Players: François, Jason, Jean-François, Johnny, Mike and Valdir (myself)
During the week leading up to the December meeting of the Montreal Boardgames Meetup Group Raymond had mentioned at the group's Yahoo message board the idea of playing 1830 and asked who would be interested. I started reading the rules here on BGG and was overwhelmed by it, so I declined but a few others took him up on his offer and the game was arranged.
When I got to our meeting place in the main building of the Concordia University I met some of the usual suspects plus a few faces I haven't seen in a while. Jason (Titan here on BGG), for instance, had joined us specially to play 1830.
We chatted for a while waiting for Raymond, the owner of the main game of the afternoon. We discussed a little bit which games we could play while we waited for him; Jason proposed Ra, but, although I would love to play this game, I didn't want to start anything this deep that we would probably have to abort when Ray would arrive.
Therefore we decide on a simpler game, I was thinking about For Sale, which I already knew and knew that would finish quite fast. Jason however proposed Wheedle, a card game I have never heard of. And I'm glad he suggested it, I loved it.
We were still doing a group reading of the rules when Raymond finally arrived. We decided to play just one of the six rounds that comprise the game. It was a lot of fun. This is a simultaneous, live-action game where everybody is trying to trade with everybody and with the one card at the table.
I have never played Pit (from which Wheedle seems to be a redevelopment), so I cannot compare but I have seen many comments saying that this game is a poorer relative of that one. Considering how much I liked my first exposure to Wheedle, I'm really interested in trying its older brother.
There was not much trading among the players, the card in the middle seemed to be the real magnet of trading. The thing is, when the round ends, the card that stays in the middle is the bankrupted company, so if you have any cards of that company, you don't want that card to stay there, so you take it. The card you put in to replace will have the same effect on another player and this keeps going until someone has only majorities in his or her hands. I don't know if this is a problem in the game or if there are other balancing elements to tone down the importance of that card, I have to play this more to see for myself.

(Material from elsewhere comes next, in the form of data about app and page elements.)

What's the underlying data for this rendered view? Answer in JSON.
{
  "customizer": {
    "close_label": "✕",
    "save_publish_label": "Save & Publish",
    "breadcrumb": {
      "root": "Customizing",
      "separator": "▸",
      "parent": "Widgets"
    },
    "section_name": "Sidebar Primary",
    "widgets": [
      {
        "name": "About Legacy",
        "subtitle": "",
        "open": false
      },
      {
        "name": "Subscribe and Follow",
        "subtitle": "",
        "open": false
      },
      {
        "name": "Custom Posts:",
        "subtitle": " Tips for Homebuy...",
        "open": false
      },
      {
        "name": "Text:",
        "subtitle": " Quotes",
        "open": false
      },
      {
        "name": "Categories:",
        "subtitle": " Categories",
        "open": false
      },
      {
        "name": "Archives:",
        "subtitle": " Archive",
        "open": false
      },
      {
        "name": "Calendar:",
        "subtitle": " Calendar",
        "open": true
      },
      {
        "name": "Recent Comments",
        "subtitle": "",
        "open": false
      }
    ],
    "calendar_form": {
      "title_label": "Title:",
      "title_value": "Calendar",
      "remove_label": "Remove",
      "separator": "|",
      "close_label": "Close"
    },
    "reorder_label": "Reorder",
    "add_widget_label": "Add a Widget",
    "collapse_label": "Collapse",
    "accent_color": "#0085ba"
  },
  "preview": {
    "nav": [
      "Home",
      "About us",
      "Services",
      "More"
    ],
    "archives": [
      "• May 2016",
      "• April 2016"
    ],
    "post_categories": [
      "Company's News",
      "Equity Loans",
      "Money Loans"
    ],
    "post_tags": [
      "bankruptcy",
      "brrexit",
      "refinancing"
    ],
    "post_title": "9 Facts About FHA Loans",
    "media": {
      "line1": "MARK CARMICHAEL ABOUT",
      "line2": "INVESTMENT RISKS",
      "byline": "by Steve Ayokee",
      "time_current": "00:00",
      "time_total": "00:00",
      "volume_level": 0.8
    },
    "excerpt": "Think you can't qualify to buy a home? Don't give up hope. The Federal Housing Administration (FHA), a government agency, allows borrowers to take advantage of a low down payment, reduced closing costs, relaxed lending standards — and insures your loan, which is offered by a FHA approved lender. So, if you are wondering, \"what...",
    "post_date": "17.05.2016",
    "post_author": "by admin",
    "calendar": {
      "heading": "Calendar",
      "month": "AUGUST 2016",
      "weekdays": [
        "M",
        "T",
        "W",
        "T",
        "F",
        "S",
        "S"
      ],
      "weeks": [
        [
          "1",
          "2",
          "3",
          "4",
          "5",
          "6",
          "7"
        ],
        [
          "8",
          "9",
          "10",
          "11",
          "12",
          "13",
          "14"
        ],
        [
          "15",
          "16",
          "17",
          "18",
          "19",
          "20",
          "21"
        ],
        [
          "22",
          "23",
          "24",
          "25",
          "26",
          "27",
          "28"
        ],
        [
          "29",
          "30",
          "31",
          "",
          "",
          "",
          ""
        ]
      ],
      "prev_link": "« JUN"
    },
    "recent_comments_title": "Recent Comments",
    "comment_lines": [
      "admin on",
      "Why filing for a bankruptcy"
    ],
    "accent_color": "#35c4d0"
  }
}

I tried to do a trading with Johnny, I wanted some of the cards he had, but he didn't want the ones I was offering, so that didn't go through. I've seen some such trading attempts also fail, a few other working out, but most of the time we were all making sure that the card on the middle of the table was not one that would hurt us at the end of the round.

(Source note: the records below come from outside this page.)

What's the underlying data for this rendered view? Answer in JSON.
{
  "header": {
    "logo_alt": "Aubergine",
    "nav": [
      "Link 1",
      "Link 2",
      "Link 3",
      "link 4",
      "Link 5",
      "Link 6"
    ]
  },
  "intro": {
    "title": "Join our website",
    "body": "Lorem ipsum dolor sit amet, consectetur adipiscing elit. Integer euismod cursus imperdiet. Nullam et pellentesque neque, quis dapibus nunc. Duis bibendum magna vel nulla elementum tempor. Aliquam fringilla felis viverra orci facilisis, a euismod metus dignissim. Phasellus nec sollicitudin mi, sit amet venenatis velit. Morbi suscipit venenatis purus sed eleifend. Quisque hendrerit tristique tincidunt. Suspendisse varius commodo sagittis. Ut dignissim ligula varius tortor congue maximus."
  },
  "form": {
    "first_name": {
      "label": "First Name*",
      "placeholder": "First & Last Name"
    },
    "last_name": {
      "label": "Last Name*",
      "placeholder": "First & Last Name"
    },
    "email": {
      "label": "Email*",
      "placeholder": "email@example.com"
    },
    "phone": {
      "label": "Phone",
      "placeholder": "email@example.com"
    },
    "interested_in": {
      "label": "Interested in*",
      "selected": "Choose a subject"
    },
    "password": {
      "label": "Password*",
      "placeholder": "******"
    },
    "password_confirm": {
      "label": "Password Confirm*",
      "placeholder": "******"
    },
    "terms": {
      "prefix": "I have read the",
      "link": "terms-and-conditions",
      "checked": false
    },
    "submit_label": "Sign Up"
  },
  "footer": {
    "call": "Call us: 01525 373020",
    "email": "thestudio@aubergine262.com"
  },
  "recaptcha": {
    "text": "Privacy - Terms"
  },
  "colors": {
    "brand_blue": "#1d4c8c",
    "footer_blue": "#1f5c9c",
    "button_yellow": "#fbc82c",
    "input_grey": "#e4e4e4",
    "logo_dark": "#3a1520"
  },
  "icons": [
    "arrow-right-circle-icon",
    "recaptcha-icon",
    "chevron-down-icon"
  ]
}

I was lucky to quickly build me up majorities in two colours and get rid of the one or two cards that I didn't need and announce the end of the round. Most other players lost points as you can see in the final score below.
Player: Cards +/- Bonus = Total
Valdir: 10 + 5 = 15
Mike: 7 - 1 = 6
François: 5 - 1 = 4
Jason: 3 - 1 = 2
Jean-François: 5 - 3 = 2
Johnny: 0 0
This was just one round to get to know the game, we had to abort it as we were now ready to start our gaming afternoon for real. I hope this game gets more table time soon, it was a lot of fun (and not just because I won...).